■ WORK TO BE COMPLETED
Every line below that mentions the word "true" should be copied out.

■ INPUT DATA

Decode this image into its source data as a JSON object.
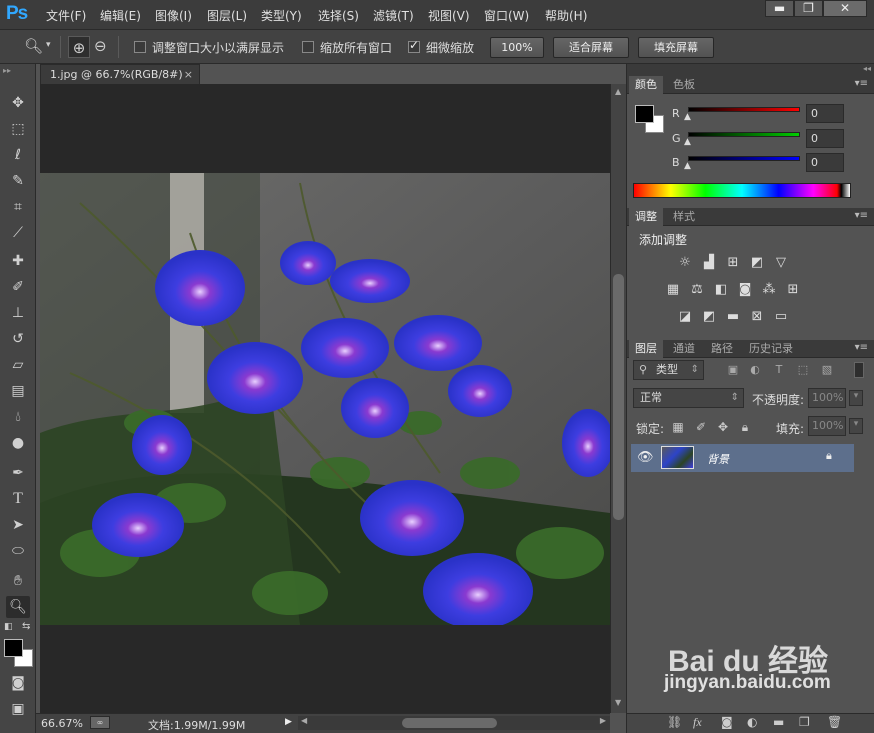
{
  "app": {
    "logo": "Ps"
  },
  "menu": [
    "文件(F)",
    "编辑(E)",
    "图像(I)",
    "图层(L)",
    "类型(Y)",
    "选择(S)",
    "滤镜(T)",
    "视图(V)",
    "窗口(W)",
    "帮助(H)"
  ],
  "window_controls": {
    "minimize": "▬",
    "restore": "❐",
    "close": "✕"
  },
  "options": {
    "resize_windows_label": "调整窗口大小以满屏显示",
    "resize_windows_checked": false,
    "zoom_all_label": "缩放所有窗口",
    "zoom_all_checked": false,
    "scrubby_zoom_label": "细微缩放",
    "scrubby_zoom_checked": true,
    "btn_100": "100%",
    "btn_fit": "适合屏幕",
    "btn_fill": "填充屏幕"
  },
  "document": {
    "tab_title": "1.jpg @ 66.7%(RGB/8#)",
    "tab_close": "×",
    "zoom": "66.67%",
    "doc_info": "文档:1.99M/1.99M"
  },
  "color_panel": {
    "tabs": [
      "颜色",
      "色板"
    ],
    "labels": [
      "R",
      "G",
      "B"
    ],
    "values": [
      "0",
      "0",
      "0"
    ],
    "slider_colors": [
      "#ff0000",
      "#00cc00",
      "#0000ff"
    ]
  },
  "adjust_panel": {
    "tabs": [
      "调整",
      "样式"
    ],
    "heading": "添加调整"
  },
  "layers_panel": {
    "tabs": [
      "图层",
      "通道",
      "路径",
      "历史记录"
    ],
    "filter_kind": "类型",
    "blend_mode": "正常",
    "opacity_label": "不透明度:",
    "opacity_value": "100%",
    "lock_label": "锁定:",
    "fill_label": "填充:",
    "fill_value": "100%",
    "layers": [
      {
        "name": "背景",
        "visible": true,
        "locked": true
      }
    ]
  },
  "watermark": {
    "text": "jingyan.baidu.com",
    "logo": "Bai du 经验"
  },
  "colors": {
    "accent": "#31a8ff",
    "selected_layer": "#5d6f8c"
  }
}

■ TASK OUTPUT
    "scrubby_zoom_checked": true,
        "visible": true,
        "locked": true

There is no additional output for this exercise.